ASSIGNED TASK>
Which of the lines below contain the string "photo"? Pull each one out of the data.

Dataset rows describing interfaces:
—————
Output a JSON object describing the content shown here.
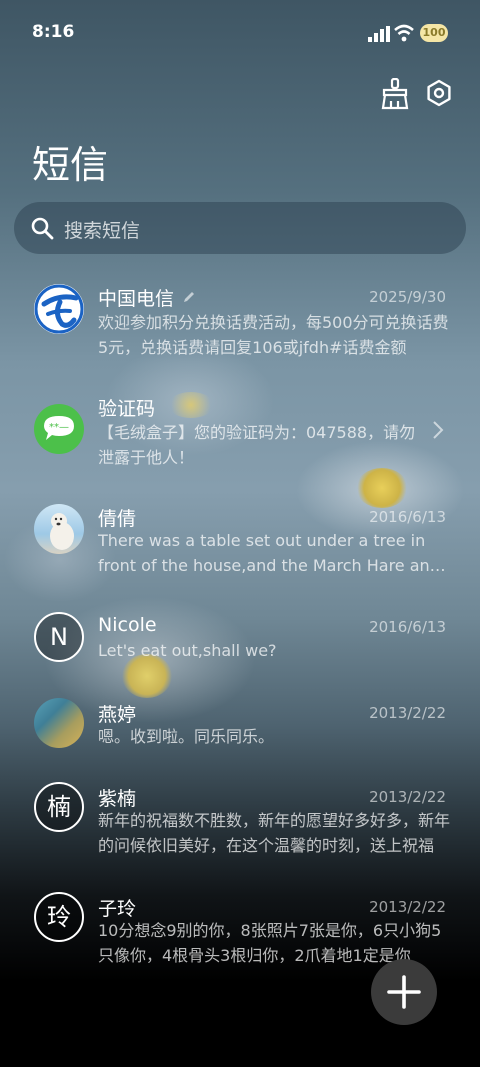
{
  "status": {
    "time": "8:16",
    "battery": "100"
  },
  "icons": {
    "clean": "broom-icon",
    "settings": "settings-icon",
    "search": "search-icon",
    "add": "plus-icon"
  },
  "header": {
    "title": "短信"
  },
  "search": {
    "placeholder": "搜索短信"
  },
  "colors": {
    "telecom": "#1b63c4",
    "verify": "#4cc04a",
    "fab": "#3b3b3b"
  },
  "conversations": [
    {
      "name": "中国电信",
      "date": "2025/9/30",
      "preview": "欢迎参加积分兑换话费活动，每500分可兑换话费5元，兑换话费请回复106或jfdh#话费金额",
      "avatar": "telecom-logo"
    },
    {
      "name": "验证码",
      "date": "",
      "preview": "【毛绒盒子】您的验证码为：047588，请勿泄露于他人！",
      "avatar": "chat-bubble-icon"
    },
    {
      "name": "倩倩",
      "date": "2016/6/13",
      "preview": "There was a table set out under a tree in front of the house,and the March Hare and the Hatter",
      "avatar": "polar-bear-photo"
    },
    {
      "name": "Nicole",
      "date": "2016/6/13",
      "preview": "Let's eat out,shall we?",
      "avatar_letter": "N"
    },
    {
      "name": "燕婷",
      "date": "2013/2/22",
      "preview": "嗯。收到啦。同乐同乐。",
      "avatar": "landscape-photo"
    },
    {
      "name": "紫楠",
      "date": "2013/2/22",
      "preview": "新年的祝福数不胜数，新年的愿望好多好多，新年的问候依旧美好，在这个温馨的时刻，送上祝福",
      "avatar_letter": "楠"
    },
    {
      "name": "子玲",
      "date": "2013/2/22",
      "preview": "10分想念9别的你，8张照片7张是你，6只小狗5只像你，4根骨头3根归你，2爪着地1定是你",
      "avatar_letter": "玲"
    }
  ]
}
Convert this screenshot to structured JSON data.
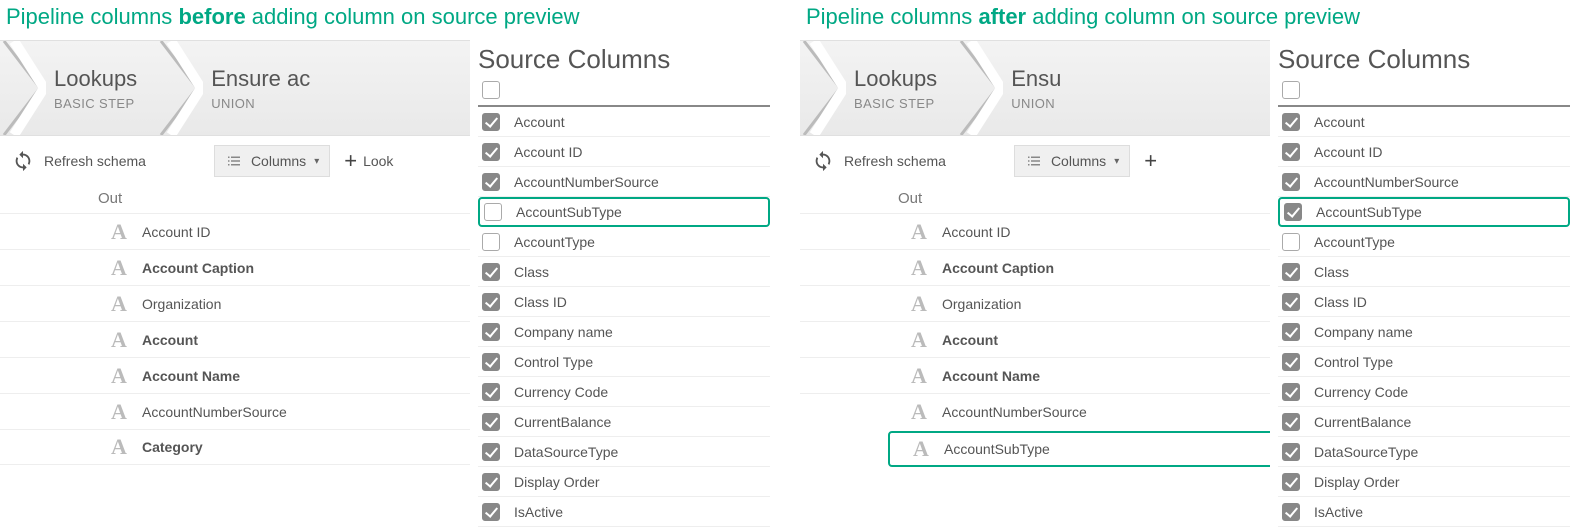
{
  "captions": {
    "before_prefix": "Pipeline columns ",
    "before_bold": "before",
    "before_suffix": " adding column on source preview",
    "after_prefix": "Pipeline columns ",
    "after_bold": "after",
    "after_suffix": " adding column on source preview"
  },
  "steps": {
    "lookups_title": "Lookups",
    "lookups_sub": "BASIC STEP",
    "ensure_title_before": "Ensure ac",
    "ensure_title_after": "Ensu",
    "union_sub": "UNION"
  },
  "toolbar": {
    "refresh": "Refresh schema",
    "columns": "Columns",
    "lookup_before": "Look",
    "plus_only": "+"
  },
  "out_label": "Out",
  "out_columns_before": [
    {
      "name": "Account ID",
      "bold": false
    },
    {
      "name": "Account Caption",
      "bold": true
    },
    {
      "name": "Organization",
      "bold": false
    },
    {
      "name": "Account",
      "bold": true
    },
    {
      "name": "Account Name",
      "bold": true
    },
    {
      "name": "AccountNumberSource",
      "bold": false
    },
    {
      "name": "Category",
      "bold": true
    }
  ],
  "out_columns_after": [
    {
      "name": "Account ID",
      "bold": false
    },
    {
      "name": "Account Caption",
      "bold": true
    },
    {
      "name": "Organization",
      "bold": false
    },
    {
      "name": "Account",
      "bold": true
    },
    {
      "name": "Account Name",
      "bold": true
    },
    {
      "name": "AccountNumberSource",
      "bold": false
    },
    {
      "name": "AccountSubType",
      "bold": false,
      "highlight": true
    }
  ],
  "src_title": "Source Columns",
  "src_columns_before": [
    {
      "name": "Account",
      "checked": true
    },
    {
      "name": "Account ID",
      "checked": true
    },
    {
      "name": "AccountNumberSource",
      "checked": true
    },
    {
      "name": "AccountSubType",
      "checked": false,
      "highlight": true
    },
    {
      "name": "AccountType",
      "checked": false
    },
    {
      "name": "Class",
      "checked": true
    },
    {
      "name": "Class ID",
      "checked": true
    },
    {
      "name": "Company name",
      "checked": true
    },
    {
      "name": "Control Type",
      "checked": true
    },
    {
      "name": "Currency Code",
      "checked": true
    },
    {
      "name": "CurrentBalance",
      "checked": true
    },
    {
      "name": "DataSourceType",
      "checked": true
    },
    {
      "name": "Display Order",
      "checked": true
    },
    {
      "name": "IsActive",
      "checked": true
    }
  ],
  "src_columns_after": [
    {
      "name": "Account",
      "checked": true
    },
    {
      "name": "Account ID",
      "checked": true
    },
    {
      "name": "AccountNumberSource",
      "checked": true
    },
    {
      "name": "AccountSubType",
      "checked": true,
      "highlight": true
    },
    {
      "name": "AccountType",
      "checked": false
    },
    {
      "name": "Class",
      "checked": true
    },
    {
      "name": "Class ID",
      "checked": true
    },
    {
      "name": "Company name",
      "checked": true
    },
    {
      "name": "Control Type",
      "checked": true
    },
    {
      "name": "Currency Code",
      "checked": true
    },
    {
      "name": "CurrentBalance",
      "checked": true
    },
    {
      "name": "DataSourceType",
      "checked": true
    },
    {
      "name": "Display Order",
      "checked": true
    },
    {
      "name": "IsActive",
      "checked": true
    }
  ]
}
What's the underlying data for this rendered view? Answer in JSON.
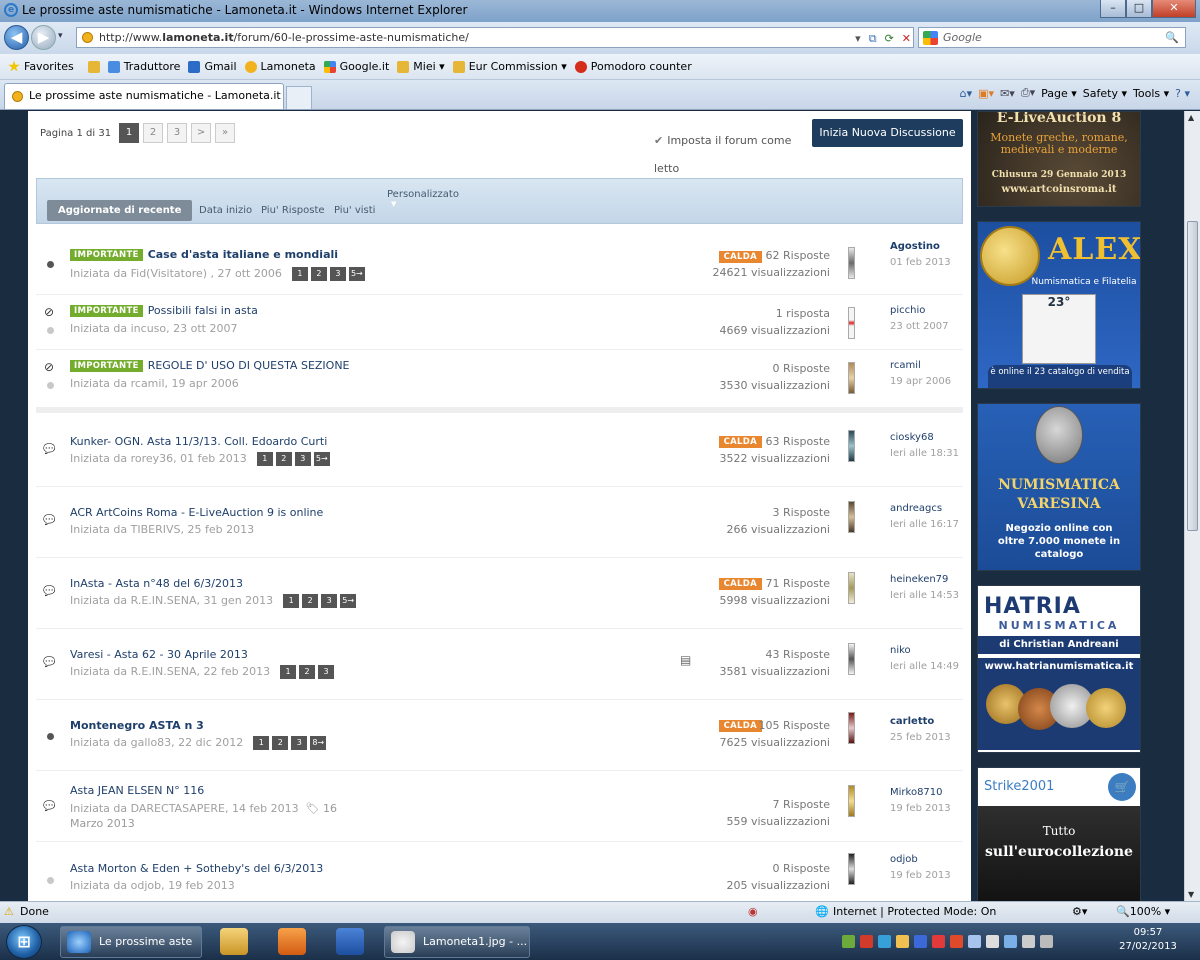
{
  "window": {
    "title": "Le prossime aste numismatiche - Lamoneta.it - Windows Internet Explorer",
    "min": "–",
    "max": "□",
    "close": "✕"
  },
  "address": {
    "url_prefix": "http://www.",
    "url_domain": "lamoneta.it",
    "url_path": "/forum/60-le-prossime-aste-numismatiche/",
    "search_placeholder": "Google",
    "search_icon": "🔍"
  },
  "favorites": {
    "favorites_label": "Favorites",
    "items": [
      {
        "label": "Traduttore",
        "color": "#4a8de0"
      },
      {
        "label": "Gmail",
        "color": "#2d6bc8"
      },
      {
        "label": "Lamoneta",
        "color": "#f2b21e"
      },
      {
        "label": "Google.it",
        "color": "#3f85f4"
      },
      {
        "label": "Miei ▾",
        "color": "#e6b737"
      },
      {
        "label": "Eur Commission ▾",
        "color": "#e6b737"
      },
      {
        "label": "Pomodoro counter",
        "color": "#d62c1a"
      }
    ]
  },
  "tab": {
    "label": "Le prossime aste numismatiche - Lamoneta.it"
  },
  "commands": {
    "page": "Page ▾",
    "safety": "Safety ▾",
    "tools": "Tools ▾",
    "help": "? ▾"
  },
  "pager": {
    "label": "Pagina 1 di 31",
    "pages": [
      "1",
      "2",
      "3",
      ">",
      "»"
    ]
  },
  "markread": "Imposta il forum come letto",
  "newtopic": "Inizia Nuova Discussione",
  "filter": {
    "active": "Aggiornate di recente",
    "options": [
      "Data inizio",
      "Piu' Risposte",
      "Piu' visti"
    ],
    "custom": "Personalizzato"
  },
  "badges": {
    "important": "IMPORTANTE",
    "hot": "CALDA"
  },
  "topics": [
    {
      "title": "Case d'asta italiane e mondiali",
      "bold": true,
      "important": true,
      "hot": true,
      "started": "Iniziata da Fid(Visitatore) , 27 ott 2006",
      "pages": [
        "1",
        "2",
        "3",
        "5→"
      ],
      "replies": "62 Risposte",
      "views": "24621 visualizzazioni",
      "user": "Agostino",
      "date": "01 feb 2013"
    },
    {
      "title": "Possibili falsi in asta",
      "bold": false,
      "important": true,
      "hot": false,
      "started": "Iniziata da incuso, 23 ott 2007",
      "pages": [],
      "replies": "1 risposta",
      "views": "4669 visualizzazioni",
      "user": "picchio",
      "date": "23 ott 2007"
    },
    {
      "title": "REGOLE D' USO DI QUESTA SEZIONE",
      "bold": false,
      "important": true,
      "hot": false,
      "started": "Iniziata da rcamil, 19 apr 2006",
      "pages": [],
      "replies": "0 Risposte",
      "views": "3530 visualizzazioni",
      "user": "rcamil",
      "date": "19 apr 2006"
    },
    {
      "title": "Kunker- OGN. Asta 11/3/13. Coll. Edoardo Curti",
      "bold": false,
      "important": false,
      "hot": true,
      "started": "Iniziata da rorey36, 01 feb 2013",
      "pages": [
        "1",
        "2",
        "3",
        "5→"
      ],
      "replies": "63 Risposte",
      "views": "3522 visualizzazioni",
      "user": "ciosky68",
      "date": "Ieri alle 18:31"
    },
    {
      "title": "ACR ArtCoins Roma - E-LiveAuction 9 is online",
      "bold": false,
      "important": false,
      "hot": false,
      "started": "Iniziata da TIBERIVS, 25 feb 2013",
      "pages": [],
      "replies": "3 Risposte",
      "views": "266 visualizzazioni",
      "user": "andreagcs",
      "date": "Ieri alle 16:17"
    },
    {
      "title": "InAsta - Asta n°48 del 6/3/2013",
      "bold": false,
      "important": false,
      "hot": true,
      "started": "Iniziata da R.E.IN.SENA, 31 gen 2013",
      "pages": [
        "1",
        "2",
        "3",
        "5→"
      ],
      "replies": "71 Risposte",
      "views": "5998 visualizzazioni",
      "user": "heineken79",
      "date": "Ieri alle 14:53"
    },
    {
      "title": "Varesi - Asta 62 - 30 Aprile 2013",
      "bold": false,
      "important": false,
      "hot": false,
      "started": "Iniziata da R.E.IN.SENA, 22 feb 2013",
      "pages": [
        "1",
        "2",
        "3"
      ],
      "replies": "43 Risposte",
      "views": "3581 visualizzazioni",
      "user": "niko",
      "date": "Ieri alle 14:49"
    },
    {
      "title": "Montenegro ASTA n 3",
      "bold": true,
      "important": false,
      "hot": true,
      "started": "Iniziata da gallo83, 22 dic 2012",
      "pages": [
        "1",
        "2",
        "3",
        "8→"
      ],
      "replies": "105 Risposte",
      "views": "7625 visualizzazioni",
      "user": "carletto",
      "date": "25 feb 2013"
    },
    {
      "title": "Asta JEAN ELSEN N° 116",
      "bold": false,
      "important": false,
      "hot": false,
      "started": "Iniziata da DARECTASAPERE, 14 feb 2013",
      "tag": "16 Marzo 2013",
      "pages": [],
      "replies": "7 Risposte",
      "views": "559 visualizzazioni",
      "user": "Mirko8710",
      "date": "19 feb 2013"
    },
    {
      "title": "Asta Morton & Eden + Sotheby's del 6/3/2013",
      "bold": false,
      "important": false,
      "hot": false,
      "started": "Iniziata da odjob, 19 feb 2013",
      "pages": [],
      "replies": "0 Risposte",
      "views": "205 visualizzazioni",
      "user": "odjob",
      "date": "19 feb 2013"
    }
  ],
  "ads": {
    "ad1": {
      "title": "E-LiveAuction 8",
      "sub": "Monete greche, romane, medievali e moderne",
      "close": "Chiusura 29 Gennaio 2013",
      "url": "www.artcoinsroma.it"
    },
    "ad2": {
      "brand": "ALEX",
      "sub": "Numismatica e Filatelia",
      "n": "23°",
      "promo": "è online il 23 catalogo di vendita"
    },
    "ad3": {
      "title": "NUMISMATICA VARESINA",
      "sub": "Negozio online con oltre 7.000 monete in catalogo"
    },
    "ad4": {
      "title": "HATRIA",
      "sub": "NUMISMATICA",
      "owner": "di Christian Andreani",
      "url": "www.hatrianumismatica.it"
    },
    "ad5": {
      "brand": "Strike2001",
      "l1": "Tutto",
      "l2": "sull'eurocollezione"
    }
  },
  "status": {
    "done": "Done",
    "zone": "Internet | Protected Mode: On",
    "zoom": "100%"
  },
  "taskbar": {
    "ie_task": "Le prossime aste ...",
    "img_task": "Lamoneta1.jpg - ...",
    "time": "09:57",
    "date": "27/02/2013"
  }
}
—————
YOUR SOLUTION>
      "avatar": "polar-bear-photo"
      "avatar": "landscape-photo"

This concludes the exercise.